“We asked the SEC specifically to identify which assets on our platforms they believe may be securities, and they declined to do so,” Coinbase said.
Meanwhile, analysts at TD Cowen said the only way to get clarity on how the law applies to crypto solutions is through litigation.
Last month, Coinbase swung to a fourth-quarter loss as trading volumes at the crypto exchange came under pressure from an industry-wide downturn. It slashed 20% of its workforce, or about 950 jobs, as part of a restructuring plan earlier this year.
Block Inc. (SQ-N) plummeted almost 15 per cent after Hindenburg Research said on Thursday it held short positions in the Jack Dorsey-led payments firm, alleging it overstated its user counts and understated its customer acquisition costs.
The U.S. short seller, behind a market rout of over US$100-billion in India’s Adani Group, said in its report that former Block employees estimated that 40 per cent to 75 per cent of accounts they reviewed were fake, involved in fraud, or were additional accounts tied to a single individual.
The company said the short seller’s report on its Cash App business was “factually inaccurate and misleading report” and it intended to work with the U.S. Securities and Exchange Commission to explore legal action.
After reviewing the full report, Block said it was “designed to deceive and confuse investors.”
The move is seen as a challenge to Mr. Dorsey, who co-founded Block in 2009 in his San Francisco apartment with the goal to shake up the credit card industry, and is the company’s largest shareholder with a stake of around 8 percent.
The NYU dropout was just until two years ago splitting his time between the payments firm and Twitter, his other venture that went private in 2022 in a US$44-billion buyout by Elon Musk that Dorsey supported.

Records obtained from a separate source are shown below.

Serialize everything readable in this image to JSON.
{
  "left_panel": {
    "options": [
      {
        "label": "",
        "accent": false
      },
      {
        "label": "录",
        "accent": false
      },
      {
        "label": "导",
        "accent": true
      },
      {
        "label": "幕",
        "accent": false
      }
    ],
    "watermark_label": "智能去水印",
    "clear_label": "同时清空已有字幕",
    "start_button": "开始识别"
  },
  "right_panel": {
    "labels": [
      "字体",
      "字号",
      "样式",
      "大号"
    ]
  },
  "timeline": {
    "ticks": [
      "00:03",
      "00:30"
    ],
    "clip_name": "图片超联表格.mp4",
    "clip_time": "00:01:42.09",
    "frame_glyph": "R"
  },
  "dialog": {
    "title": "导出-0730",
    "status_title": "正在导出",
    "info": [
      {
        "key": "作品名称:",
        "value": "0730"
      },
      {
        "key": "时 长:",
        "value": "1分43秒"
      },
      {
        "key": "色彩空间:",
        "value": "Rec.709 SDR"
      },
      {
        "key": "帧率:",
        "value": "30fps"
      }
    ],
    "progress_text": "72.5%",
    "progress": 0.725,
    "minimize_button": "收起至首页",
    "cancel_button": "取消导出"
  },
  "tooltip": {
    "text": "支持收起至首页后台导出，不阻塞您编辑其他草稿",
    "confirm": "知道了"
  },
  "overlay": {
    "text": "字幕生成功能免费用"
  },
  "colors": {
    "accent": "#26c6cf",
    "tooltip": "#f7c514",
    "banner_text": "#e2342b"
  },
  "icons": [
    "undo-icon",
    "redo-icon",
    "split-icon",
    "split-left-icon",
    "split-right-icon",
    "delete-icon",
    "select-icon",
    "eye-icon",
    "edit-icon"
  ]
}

“Our 2-year investigation has concluded that Block has systematically taken advantage of the demographics it claims to be helping,” Hindenburg said in a note published on its website.
The report comes at a time when the outlook for the payments industry has been clouded by worries over the strength of consumer spending in the face stubbornly high inflation and expectations of an economic downturn.
Those concerns triggered a more than 60-per-cent slump in Block’s shares last year.
Hindenburg said that Block “obfuscates” how many individuals are on the Cash App platform by reporting misleading “transacting active” metrics filled with fake and duplicate accounts.
Cash App allows users to transfer money through a mobile application and is touted by the company as an alternative to traditional banking services.
The app had 51 million monthly transacting actives, a 16-per-cent year-over-year increase during December 2022, Block said in fourth-quarter earnings letter.
The short seller added that co-founders Jack Dorsey and James McKelvey collectively sold over $1 billion of stock during the pandemic as the company’s share price soared.
With files from staff and wires